Dataset rows for apps and sites:

Start of Block

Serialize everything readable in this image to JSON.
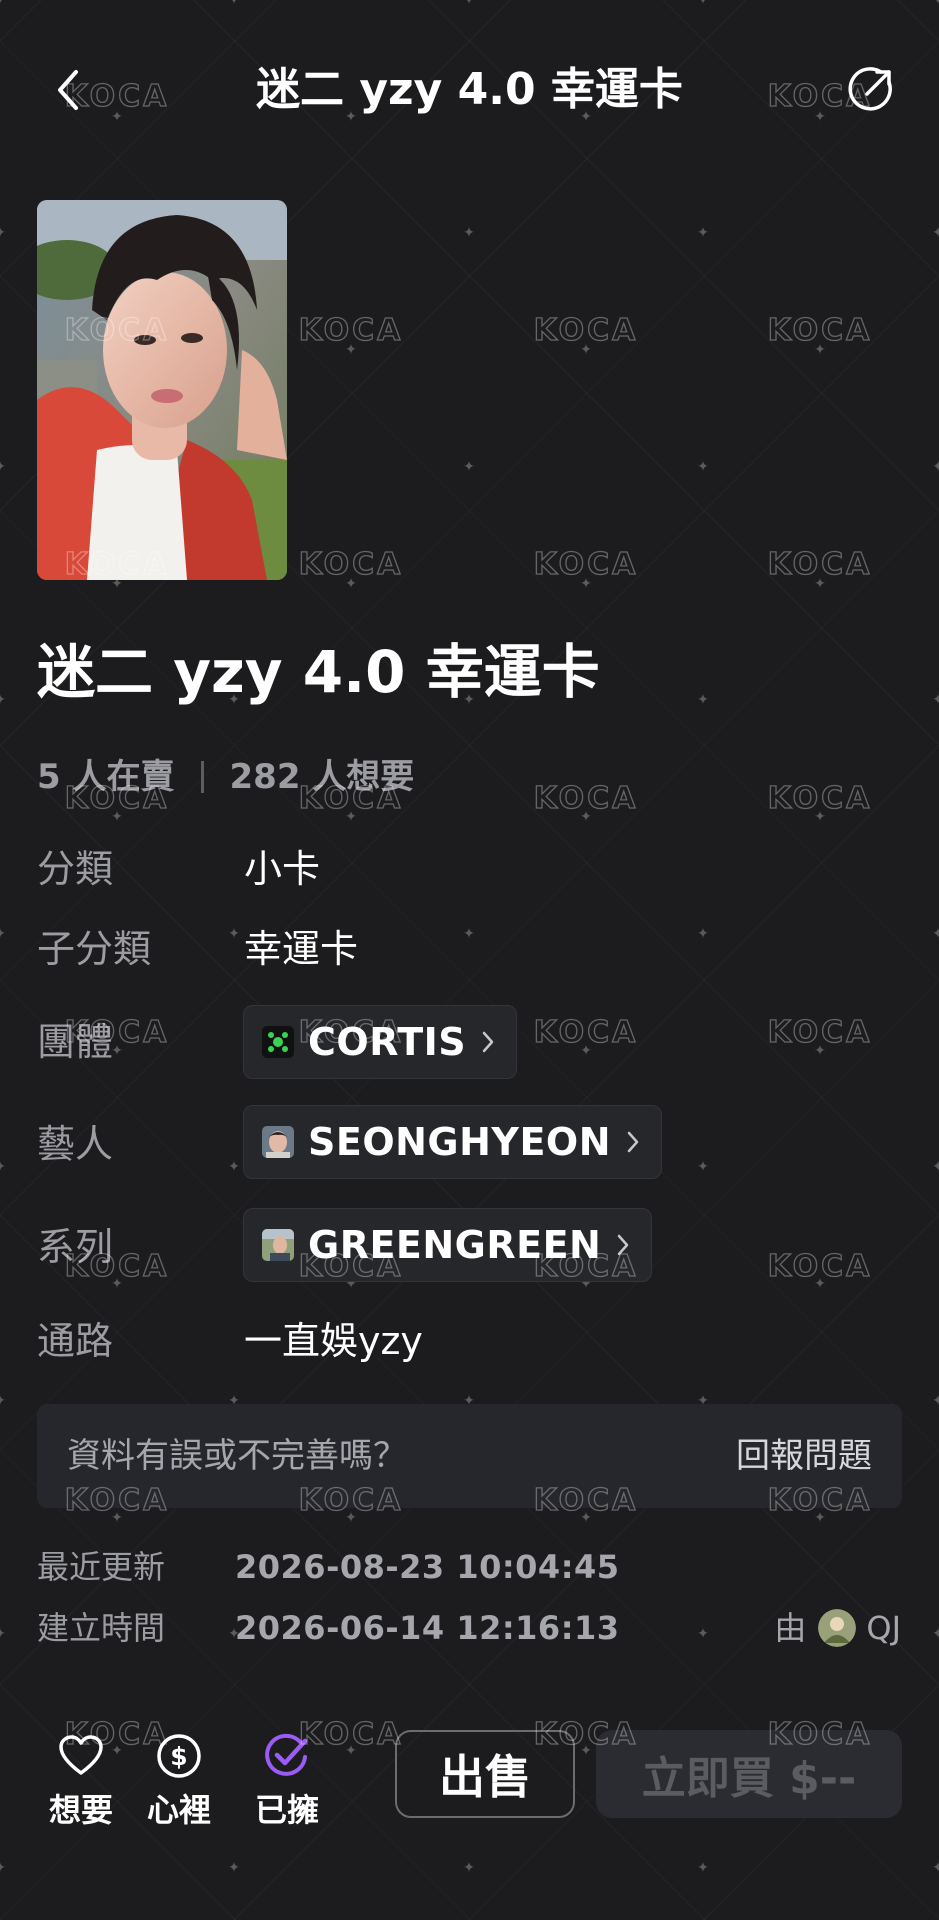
{
  "header": {
    "title": "迷二 yzy 4.0 幸運卡"
  },
  "card": {
    "title": "迷二 yzy 4.0 幸運卡",
    "sellers": "5 人在賣",
    "wanters": "282 人想要"
  },
  "details": {
    "category_label": "分類",
    "category_value": "小卡",
    "subcategory_label": "子分類",
    "subcategory_value": "幸運卡",
    "group_label": "團體",
    "group_value": "CORTIS",
    "artist_label": "藝人",
    "artist_value": "SEONGHYEON",
    "series_label": "系列",
    "series_value": "GREENGREEN",
    "channel_label": "通路",
    "channel_value": "一直娛yzy"
  },
  "report": {
    "question": "資料有誤或不完善嗎？",
    "link": "回報問題"
  },
  "meta": {
    "updated_label": "最近更新",
    "updated_value": "2026-08-23 10:04:45",
    "created_label": "建立時間",
    "created_value": "2026-06-14 12:16:13",
    "creator_prefix": "由",
    "creator_name": "QJ"
  },
  "bottom_bar": {
    "want_label": "想要",
    "wishlist_label": "心裡",
    "owned_label": "已擁",
    "sell_label": "出售",
    "buy_label": "立即買 $--"
  },
  "watermark": {
    "text": "KOCA"
  },
  "icons": {
    "back": "chevron-left-icon",
    "share": "share-external-icon",
    "want": "heart-icon",
    "wishlist": "dollar-circle-icon",
    "owned": "check-circle-icon"
  },
  "colors": {
    "background": "#1c1c1e",
    "owned_accent": "#9b5cf6",
    "group_logo": "#39d353"
  }
}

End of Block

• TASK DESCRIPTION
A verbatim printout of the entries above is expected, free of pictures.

• RESPONSE TO THE EXERCISE
Serialize everything readable in this image to JSON.
{
  "header": {
    "title": "迷二 yzy 4.0 幸運卡"
  },
  "card": {
    "title": "迷二 yzy 4.0 幸運卡",
    "sellers": "5 人在賣",
    "wanters": "282 人想要"
  },
  "details": {
    "category_label": "分類",
    "category_value": "小卡",
    "subcategory_label": "子分類",
    "subcategory_value": "幸運卡",
    "group_label": "團體",
    "group_value": "CORTIS",
    "artist_label": "藝人",
    "artist_value": "SEONGHYEON",
    "series_label": "系列",
    "series_value": "GREENGREEN",
    "channel_label": "通路",
    "channel_value": "一直娛yzy"
  },
  "report": {
    "question": "資料有誤或不完善嗎？",
    "link": "回報問題"
  },
  "meta": {
    "updated_label": "最近更新",
    "updated_value": "2026-08-23 10:04:45",
    "created_label": "建立時間",
    "created_value": "2026-06-14 12:16:13",
    "creator_prefix": "由",
    "creator_name": "QJ"
  },
  "bottom_bar": {
    "want_label": "想要",
    "wishlist_label": "心裡",
    "owned_label": "已擁",
    "sell_label": "出售",
    "buy_label": "立即買 $--"
  },
  "watermark": {
    "text": "KOCA"
  },
  "icons": {
    "back": "chevron-left-icon",
    "share": "share-external-icon",
    "want": "heart-icon",
    "wishlist": "dollar-circle-icon",
    "owned": "check-circle-icon"
  },
  "colors": {
    "background": "#1c1c1e",
    "owned_accent": "#9b5cf6",
    "group_logo": "#39d353"
  }
}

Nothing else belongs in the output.